● **WORK ITEM**:
Check each line below for the word "entries". How many have it? Answer with the number only.

● **EXERCISE MATERIAL**:
___
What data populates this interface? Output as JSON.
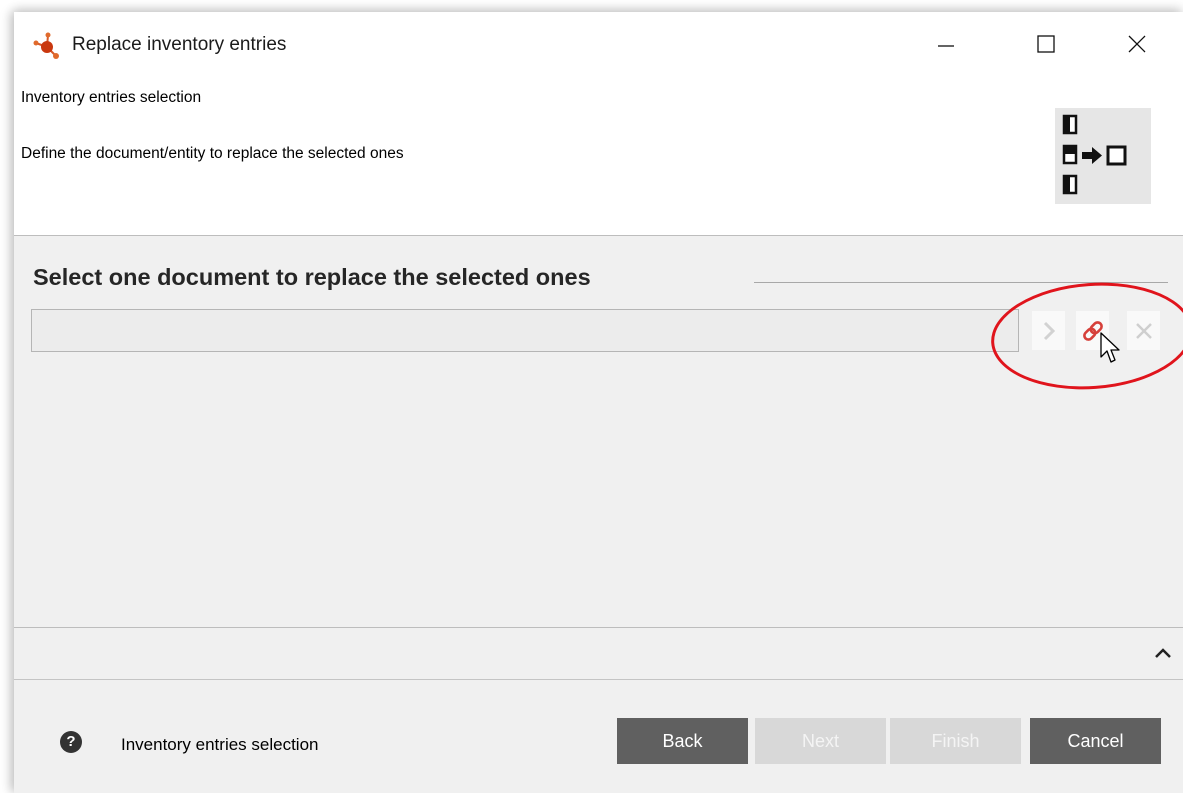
{
  "window": {
    "title": "Replace inventory entries",
    "icons": {
      "app": "app-molecule-icon",
      "minimize": "minimize-icon",
      "maximize": "maximize-icon",
      "close": "close-icon"
    }
  },
  "header": {
    "title": "Inventory entries selection",
    "description": "Define the document/entity to replace the selected ones",
    "icon": "replace-document-icon"
  },
  "selection": {
    "group_title": "Select one document to replace the selected ones",
    "document_value": "",
    "buttons": {
      "go": "chevron-right-icon",
      "link": "link-icon",
      "clear": "clear-x-icon"
    }
  },
  "details": {
    "expand_icon": "chevron-up-icon"
  },
  "footer": {
    "help_glyph": "?",
    "status_text": "Inventory entries selection",
    "buttons": {
      "back": "Back",
      "next": "Next",
      "finish": "Finish",
      "cancel": "Cancel"
    }
  },
  "colors": {
    "highlight": "#e0141c",
    "link_icon": "#d6403a",
    "button_dark": "#606060",
    "button_disabled": "#d8d8d8"
  }
}
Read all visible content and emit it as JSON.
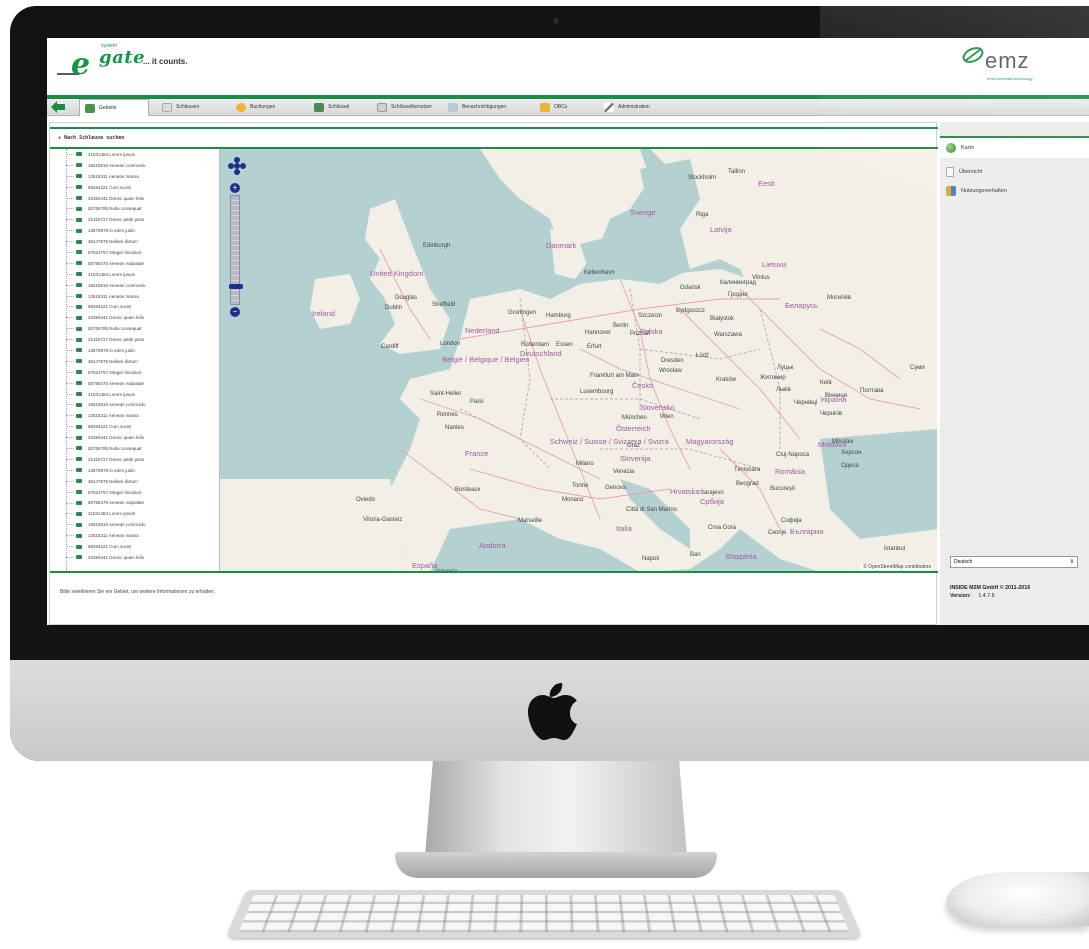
{
  "header": {
    "logo_left_prefix": "e",
    "logo_left_word": "gate",
    "logo_left_small": "system",
    "logo_left_tagline": "... it counts.",
    "logo_right": "emz",
    "logo_right_sub": "environmental technology"
  },
  "tabs": [
    {
      "label": "Gebiete",
      "icon": "map-icon",
      "active": true
    },
    {
      "label": "Schleusen",
      "icon": "gate-icon",
      "active": false
    },
    {
      "label": "Buchungen",
      "icon": "coins-icon",
      "active": false
    },
    {
      "label": "Schlüssel",
      "icon": "key-card-icon",
      "active": false
    },
    {
      "label": "Schlüsselbenutzer",
      "icon": "user-card-icon",
      "active": false
    },
    {
      "label": "Benachrichtigungen",
      "icon": "notification-icon",
      "active": false
    },
    {
      "label": "OBCs",
      "icon": "obc-icon",
      "active": false
    },
    {
      "label": "Administration",
      "icon": "wrench-icon",
      "active": false
    }
  ],
  "panel": {
    "title": "+ Nach Schleuse suchen",
    "status_message": "Bitte selektieren Sie ein Gebiet, um weitere Informationen zu erhalten."
  },
  "list": [
    "21531484 Lorem ipsum",
    "16515515 Aenean commodo",
    "13515311 Aenean massa",
    "89454221 Cum sociis",
    "34384441 Donec quam felis",
    "53755785 Nulla consequat",
    "21315727 Donec pede justo",
    "13575978 In enim justo",
    "35447875 Nullam dictum",
    "87524757 Integer tincidunt",
    "58785475 Aenean vulputate",
    "21531484 Lorem ipsum",
    "16515515 Aenean commodo",
    "13515311 Aenean massa",
    "89454221 Cum sociis",
    "34384441 Donec quam felis",
    "53755785 Nulla consequat",
    "21315727 Donec pede justo",
    "13575978 In enim justo",
    "35447875 Nullam dictum",
    "87524757 Integer tincidunt",
    "58785475 Aenean vulputate",
    "21531484 Lorem ipsum",
    "16515515 Aenean commodo",
    "13515311 Aenean massa",
    "89454221 Cum sociis",
    "34384441 Donec quam felis",
    "53755785 Nulla consequat",
    "21315727 Donec pede justo",
    "13575978 In enim justo",
    "35447875 Nullam dictum",
    "87524757 Integer tincidunt",
    "58785475 Aenean vulputate",
    "21531484 Lorem ipsum",
    "16515515 Aenean commodo",
    "13515311 Aenean massa",
    "89454221 Cum sociis",
    "34384441 Donec quam felis"
  ],
  "map": {
    "attribution": "© OpenStreetMap contributors",
    "countries": [
      {
        "name": "United Kingdom"
      },
      {
        "name": "Ireland"
      },
      {
        "name": "Danmark"
      },
      {
        "name": "Nederland"
      },
      {
        "name": "België / Belgique / Belgien"
      },
      {
        "name": "Deutschland"
      },
      {
        "name": "Polska"
      },
      {
        "name": "Česko"
      },
      {
        "name": "Slovensko"
      },
      {
        "name": "Österreich"
      },
      {
        "name": "Schweiz / Suisse / Svizzera / Svizra"
      },
      {
        "name": "France"
      },
      {
        "name": "Italia"
      },
      {
        "name": "Magyarország"
      },
      {
        "name": "România"
      },
      {
        "name": "Lietuva"
      },
      {
        "name": "Latvija"
      },
      {
        "name": "Eesti"
      },
      {
        "name": "Беларусь"
      },
      {
        "name": "Україна"
      },
      {
        "name": "Moldova"
      },
      {
        "name": "Slovenija"
      },
      {
        "name": "Hrvatska"
      },
      {
        "name": "Србија"
      },
      {
        "name": "България"
      },
      {
        "name": "Sverige"
      },
      {
        "name": "España"
      },
      {
        "name": "Shqipëria"
      },
      {
        "name": "Andorra"
      }
    ],
    "cities": [
      {
        "name": "Edinburgh"
      },
      {
        "name": "Douglas"
      },
      {
        "name": "Dublin"
      },
      {
        "name": "Sheffield"
      },
      {
        "name": "Cardiff"
      },
      {
        "name": "London"
      },
      {
        "name": "København"
      },
      {
        "name": "Hamburg"
      },
      {
        "name": "Groningen"
      },
      {
        "name": "Szczecin"
      },
      {
        "name": "Berlin"
      },
      {
        "name": "Poznań"
      },
      {
        "name": "Warszawa"
      },
      {
        "name": "Gdańsk"
      },
      {
        "name": "Калининград"
      },
      {
        "name": "Vilnius"
      },
      {
        "name": "Гродно"
      },
      {
        "name": "Białystok"
      },
      {
        "name": "Bydgoszcz"
      },
      {
        "name": "Łódź"
      },
      {
        "name": "Wrocław"
      },
      {
        "name": "Kraków"
      },
      {
        "name": "Hannover"
      },
      {
        "name": "Dresden"
      },
      {
        "name": "Erfurt"
      },
      {
        "name": "Rotterdam"
      },
      {
        "name": "Essen"
      },
      {
        "name": "Frankfurt am Main"
      },
      {
        "name": "Luxembourg"
      },
      {
        "name": "Paris"
      },
      {
        "name": "Saint-Helier"
      },
      {
        "name": "Rennes"
      },
      {
        "name": "Nantes"
      },
      {
        "name": "München"
      },
      {
        "name": "Wien"
      },
      {
        "name": "Graz"
      },
      {
        "name": "Bordeaux"
      },
      {
        "name": "Milano"
      },
      {
        "name": "Torino"
      },
      {
        "name": "Venezia"
      },
      {
        "name": "Genova"
      },
      {
        "name": "Monaco"
      },
      {
        "name": "Marseille"
      },
      {
        "name": "Oviedo"
      },
      {
        "name": "Vitoria-Gasteiz"
      },
      {
        "name": "Città di San Marino"
      },
      {
        "name": "Stockholm"
      },
      {
        "name": "Tallinn"
      },
      {
        "name": "Riga"
      },
      {
        "name": "Cluj-Napoca"
      },
      {
        "name": "Timișoara"
      },
      {
        "name": "Beograd"
      },
      {
        "name": "Sarajevo"
      },
      {
        "name": "Bucureşti"
      },
      {
        "name": "Софија"
      },
      {
        "name": "Скопје"
      },
      {
        "name": "Crna Gora"
      },
      {
        "name": "Bari"
      },
      {
        "name": "Napoli"
      },
      {
        "name": "Valencia"
      },
      {
        "name": "Львів"
      },
      {
        "name": "Луцьк"
      },
      {
        "name": "Житомир"
      },
      {
        "name": "Київ"
      },
      {
        "name": "Вінниця"
      },
      {
        "name": "Полтава"
      },
      {
        "name": "Суми"
      },
      {
        "name": "Чернігів"
      },
      {
        "name": "Могилёв"
      },
      {
        "name": "Mikolaiv"
      },
      {
        "name": "Херсон"
      },
      {
        "name": "Одеса"
      },
      {
        "name": "İstanbul"
      },
      {
        "name": "Чернівці"
      }
    ]
  },
  "sidebar": {
    "items": [
      {
        "label": "Karte",
        "icon": "globe-icon",
        "active": true
      },
      {
        "label": "Übersicht",
        "icon": "document-icon",
        "active": false
      },
      {
        "label": "Nutzungsverhalten",
        "icon": "users-chart-icon",
        "active": false
      }
    ],
    "language": "Deutsch",
    "footer_line1": "INSIDE M2M GmbH © 2011-2016",
    "version_label": "Version:",
    "version_value": "1.4.7.6"
  },
  "colors": {
    "accent": "#1b8c45",
    "zoom_control": "#1c2f8a",
    "map_water": "#b5d0d0",
    "map_land": "#f2efe6"
  }
}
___
● **PROBLEM SOLUTION**:
3